# YOUR TASK
Among the entries below, find the lines with the word "heer" and return them.

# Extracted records
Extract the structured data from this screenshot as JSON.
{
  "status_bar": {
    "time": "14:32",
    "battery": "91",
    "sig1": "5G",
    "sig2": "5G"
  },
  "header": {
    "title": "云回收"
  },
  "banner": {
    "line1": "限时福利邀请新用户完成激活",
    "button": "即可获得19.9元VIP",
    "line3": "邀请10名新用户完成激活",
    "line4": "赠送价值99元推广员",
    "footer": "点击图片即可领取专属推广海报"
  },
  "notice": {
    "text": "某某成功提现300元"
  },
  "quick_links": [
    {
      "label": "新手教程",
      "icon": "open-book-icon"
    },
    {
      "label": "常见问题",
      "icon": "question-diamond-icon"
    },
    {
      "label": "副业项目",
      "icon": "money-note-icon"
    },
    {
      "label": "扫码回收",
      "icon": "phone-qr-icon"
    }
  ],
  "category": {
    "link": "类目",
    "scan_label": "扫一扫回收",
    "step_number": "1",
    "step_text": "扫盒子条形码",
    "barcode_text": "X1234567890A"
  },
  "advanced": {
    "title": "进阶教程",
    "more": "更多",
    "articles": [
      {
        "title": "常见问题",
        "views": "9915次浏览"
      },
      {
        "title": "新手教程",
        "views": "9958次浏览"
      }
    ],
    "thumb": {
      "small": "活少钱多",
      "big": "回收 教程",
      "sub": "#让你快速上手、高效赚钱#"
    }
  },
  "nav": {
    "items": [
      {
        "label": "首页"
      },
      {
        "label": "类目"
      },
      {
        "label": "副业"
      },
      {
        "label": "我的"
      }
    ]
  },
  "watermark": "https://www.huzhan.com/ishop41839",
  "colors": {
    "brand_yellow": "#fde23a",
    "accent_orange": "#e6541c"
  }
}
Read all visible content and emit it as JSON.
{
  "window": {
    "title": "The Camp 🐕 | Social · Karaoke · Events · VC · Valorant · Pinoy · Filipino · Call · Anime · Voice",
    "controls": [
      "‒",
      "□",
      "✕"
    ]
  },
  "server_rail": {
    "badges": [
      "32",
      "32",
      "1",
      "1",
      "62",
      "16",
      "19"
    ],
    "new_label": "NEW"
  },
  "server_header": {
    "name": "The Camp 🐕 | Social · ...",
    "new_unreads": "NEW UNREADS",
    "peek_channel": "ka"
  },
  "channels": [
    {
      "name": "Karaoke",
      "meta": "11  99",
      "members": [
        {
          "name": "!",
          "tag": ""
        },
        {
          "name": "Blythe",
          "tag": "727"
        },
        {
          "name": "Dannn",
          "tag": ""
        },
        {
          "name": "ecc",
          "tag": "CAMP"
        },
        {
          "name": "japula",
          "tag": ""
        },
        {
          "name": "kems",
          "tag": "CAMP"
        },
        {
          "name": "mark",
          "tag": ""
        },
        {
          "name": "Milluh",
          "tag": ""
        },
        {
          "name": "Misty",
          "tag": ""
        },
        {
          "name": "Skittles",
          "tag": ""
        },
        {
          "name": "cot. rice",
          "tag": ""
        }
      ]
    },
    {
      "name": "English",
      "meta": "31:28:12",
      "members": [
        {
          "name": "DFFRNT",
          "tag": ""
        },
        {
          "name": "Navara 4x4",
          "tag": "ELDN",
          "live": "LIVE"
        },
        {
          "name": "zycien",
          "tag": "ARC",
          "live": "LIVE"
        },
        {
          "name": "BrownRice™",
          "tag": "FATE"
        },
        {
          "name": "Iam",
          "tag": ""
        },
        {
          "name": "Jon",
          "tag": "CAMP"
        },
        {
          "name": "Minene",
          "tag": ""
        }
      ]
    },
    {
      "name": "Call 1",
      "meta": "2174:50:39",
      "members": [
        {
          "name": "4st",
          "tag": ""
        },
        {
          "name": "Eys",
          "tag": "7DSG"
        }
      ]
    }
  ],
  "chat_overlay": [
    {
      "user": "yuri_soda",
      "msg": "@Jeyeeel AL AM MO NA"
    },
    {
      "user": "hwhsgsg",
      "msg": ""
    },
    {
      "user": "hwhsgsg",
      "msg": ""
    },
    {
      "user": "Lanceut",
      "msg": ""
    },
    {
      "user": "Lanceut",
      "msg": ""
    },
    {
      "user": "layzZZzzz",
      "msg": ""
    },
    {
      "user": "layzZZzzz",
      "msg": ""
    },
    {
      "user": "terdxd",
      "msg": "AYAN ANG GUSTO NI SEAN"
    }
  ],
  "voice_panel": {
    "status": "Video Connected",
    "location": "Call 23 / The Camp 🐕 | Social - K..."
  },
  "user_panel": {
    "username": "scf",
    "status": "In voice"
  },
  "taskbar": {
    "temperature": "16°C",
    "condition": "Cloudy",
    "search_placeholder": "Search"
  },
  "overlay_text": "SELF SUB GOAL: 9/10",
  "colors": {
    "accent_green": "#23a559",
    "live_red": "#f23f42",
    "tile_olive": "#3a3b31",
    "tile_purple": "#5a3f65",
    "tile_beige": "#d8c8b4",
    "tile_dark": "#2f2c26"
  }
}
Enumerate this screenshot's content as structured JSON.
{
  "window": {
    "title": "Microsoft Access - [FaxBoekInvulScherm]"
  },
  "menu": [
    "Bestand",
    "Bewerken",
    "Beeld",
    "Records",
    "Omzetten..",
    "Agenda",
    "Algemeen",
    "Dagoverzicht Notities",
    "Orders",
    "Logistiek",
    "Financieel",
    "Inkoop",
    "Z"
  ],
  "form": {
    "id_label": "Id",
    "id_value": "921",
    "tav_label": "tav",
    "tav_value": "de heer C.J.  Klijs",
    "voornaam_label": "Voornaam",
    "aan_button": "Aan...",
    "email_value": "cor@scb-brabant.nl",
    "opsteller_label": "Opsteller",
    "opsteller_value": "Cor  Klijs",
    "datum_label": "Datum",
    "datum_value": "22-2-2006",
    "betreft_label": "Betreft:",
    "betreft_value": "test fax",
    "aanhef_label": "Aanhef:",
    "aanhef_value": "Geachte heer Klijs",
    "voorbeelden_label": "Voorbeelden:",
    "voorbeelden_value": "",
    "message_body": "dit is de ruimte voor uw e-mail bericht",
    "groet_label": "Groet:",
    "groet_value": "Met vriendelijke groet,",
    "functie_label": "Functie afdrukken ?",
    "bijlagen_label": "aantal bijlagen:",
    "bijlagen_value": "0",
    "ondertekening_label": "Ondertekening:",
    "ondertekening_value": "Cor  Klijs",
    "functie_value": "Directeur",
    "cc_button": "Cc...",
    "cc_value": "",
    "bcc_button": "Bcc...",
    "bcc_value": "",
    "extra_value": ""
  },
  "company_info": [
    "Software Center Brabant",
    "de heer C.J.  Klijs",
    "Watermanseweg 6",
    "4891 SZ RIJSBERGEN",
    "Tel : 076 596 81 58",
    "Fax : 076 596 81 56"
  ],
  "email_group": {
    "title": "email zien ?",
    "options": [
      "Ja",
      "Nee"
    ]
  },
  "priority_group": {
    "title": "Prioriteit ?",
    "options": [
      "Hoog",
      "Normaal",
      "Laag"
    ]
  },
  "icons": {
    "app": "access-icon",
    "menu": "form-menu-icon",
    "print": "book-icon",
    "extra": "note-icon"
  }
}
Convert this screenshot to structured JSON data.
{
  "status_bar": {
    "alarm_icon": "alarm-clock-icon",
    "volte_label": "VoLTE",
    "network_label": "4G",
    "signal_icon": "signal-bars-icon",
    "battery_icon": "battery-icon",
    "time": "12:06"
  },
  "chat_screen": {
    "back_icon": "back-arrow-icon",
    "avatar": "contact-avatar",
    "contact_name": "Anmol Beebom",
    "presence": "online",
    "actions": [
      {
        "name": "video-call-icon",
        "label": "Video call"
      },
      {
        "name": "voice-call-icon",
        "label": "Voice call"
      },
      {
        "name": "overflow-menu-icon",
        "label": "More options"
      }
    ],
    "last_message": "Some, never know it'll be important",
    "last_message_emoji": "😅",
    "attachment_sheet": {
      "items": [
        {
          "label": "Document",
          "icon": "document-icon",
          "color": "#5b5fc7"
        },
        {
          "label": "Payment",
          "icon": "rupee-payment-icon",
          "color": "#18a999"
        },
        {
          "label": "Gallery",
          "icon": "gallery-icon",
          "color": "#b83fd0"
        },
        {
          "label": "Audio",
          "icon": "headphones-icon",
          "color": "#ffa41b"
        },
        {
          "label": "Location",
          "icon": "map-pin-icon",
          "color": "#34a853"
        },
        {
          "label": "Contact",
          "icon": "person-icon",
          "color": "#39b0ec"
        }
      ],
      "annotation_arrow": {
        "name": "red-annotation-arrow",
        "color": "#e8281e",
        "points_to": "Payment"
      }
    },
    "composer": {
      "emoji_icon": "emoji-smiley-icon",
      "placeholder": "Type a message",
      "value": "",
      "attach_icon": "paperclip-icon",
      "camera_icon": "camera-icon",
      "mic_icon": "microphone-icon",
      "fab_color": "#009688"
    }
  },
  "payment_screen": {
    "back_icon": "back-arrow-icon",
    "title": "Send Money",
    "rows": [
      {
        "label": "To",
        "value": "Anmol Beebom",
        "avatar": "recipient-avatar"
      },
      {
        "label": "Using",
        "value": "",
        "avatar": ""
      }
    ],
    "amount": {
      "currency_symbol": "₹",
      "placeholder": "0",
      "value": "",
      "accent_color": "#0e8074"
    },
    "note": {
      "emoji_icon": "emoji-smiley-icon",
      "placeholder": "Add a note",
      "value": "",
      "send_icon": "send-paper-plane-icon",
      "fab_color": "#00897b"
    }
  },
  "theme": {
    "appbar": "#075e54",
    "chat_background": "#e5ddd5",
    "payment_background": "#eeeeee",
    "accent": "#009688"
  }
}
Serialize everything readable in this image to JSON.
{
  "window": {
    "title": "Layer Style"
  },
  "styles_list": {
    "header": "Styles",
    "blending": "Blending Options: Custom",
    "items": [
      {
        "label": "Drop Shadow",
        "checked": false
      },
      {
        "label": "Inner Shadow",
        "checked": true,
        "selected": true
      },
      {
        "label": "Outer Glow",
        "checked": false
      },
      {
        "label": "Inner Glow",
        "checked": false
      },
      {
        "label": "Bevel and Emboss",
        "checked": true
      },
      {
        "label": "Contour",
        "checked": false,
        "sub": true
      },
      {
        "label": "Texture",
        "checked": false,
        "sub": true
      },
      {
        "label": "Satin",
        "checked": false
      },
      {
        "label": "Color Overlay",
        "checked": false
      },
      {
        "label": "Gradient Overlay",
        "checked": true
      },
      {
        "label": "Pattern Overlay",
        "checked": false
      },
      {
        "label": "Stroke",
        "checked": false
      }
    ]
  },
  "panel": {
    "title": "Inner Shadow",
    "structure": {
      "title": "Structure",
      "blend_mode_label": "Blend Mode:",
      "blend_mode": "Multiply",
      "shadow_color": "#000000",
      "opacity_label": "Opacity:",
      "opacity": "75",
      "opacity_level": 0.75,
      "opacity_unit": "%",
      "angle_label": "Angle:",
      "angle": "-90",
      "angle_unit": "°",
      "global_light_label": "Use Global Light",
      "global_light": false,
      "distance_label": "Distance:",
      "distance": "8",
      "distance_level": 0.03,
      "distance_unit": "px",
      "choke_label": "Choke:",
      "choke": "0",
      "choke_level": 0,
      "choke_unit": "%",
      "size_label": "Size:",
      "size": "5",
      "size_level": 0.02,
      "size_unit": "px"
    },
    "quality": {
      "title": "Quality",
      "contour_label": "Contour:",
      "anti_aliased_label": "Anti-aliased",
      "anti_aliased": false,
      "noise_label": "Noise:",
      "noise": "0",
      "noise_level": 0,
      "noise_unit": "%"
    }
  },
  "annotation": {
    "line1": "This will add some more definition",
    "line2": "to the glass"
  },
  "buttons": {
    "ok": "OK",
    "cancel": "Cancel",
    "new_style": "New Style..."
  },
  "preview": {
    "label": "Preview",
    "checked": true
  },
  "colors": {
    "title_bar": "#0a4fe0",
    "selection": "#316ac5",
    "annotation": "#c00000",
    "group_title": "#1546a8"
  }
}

# SOLUTION FOR THIS EXERCISE
    "tav_value": "de heer C.J.  Klijs",
    "aanhef_value": "Geachte heer Klijs",
    "de heer C.J.  Klijs",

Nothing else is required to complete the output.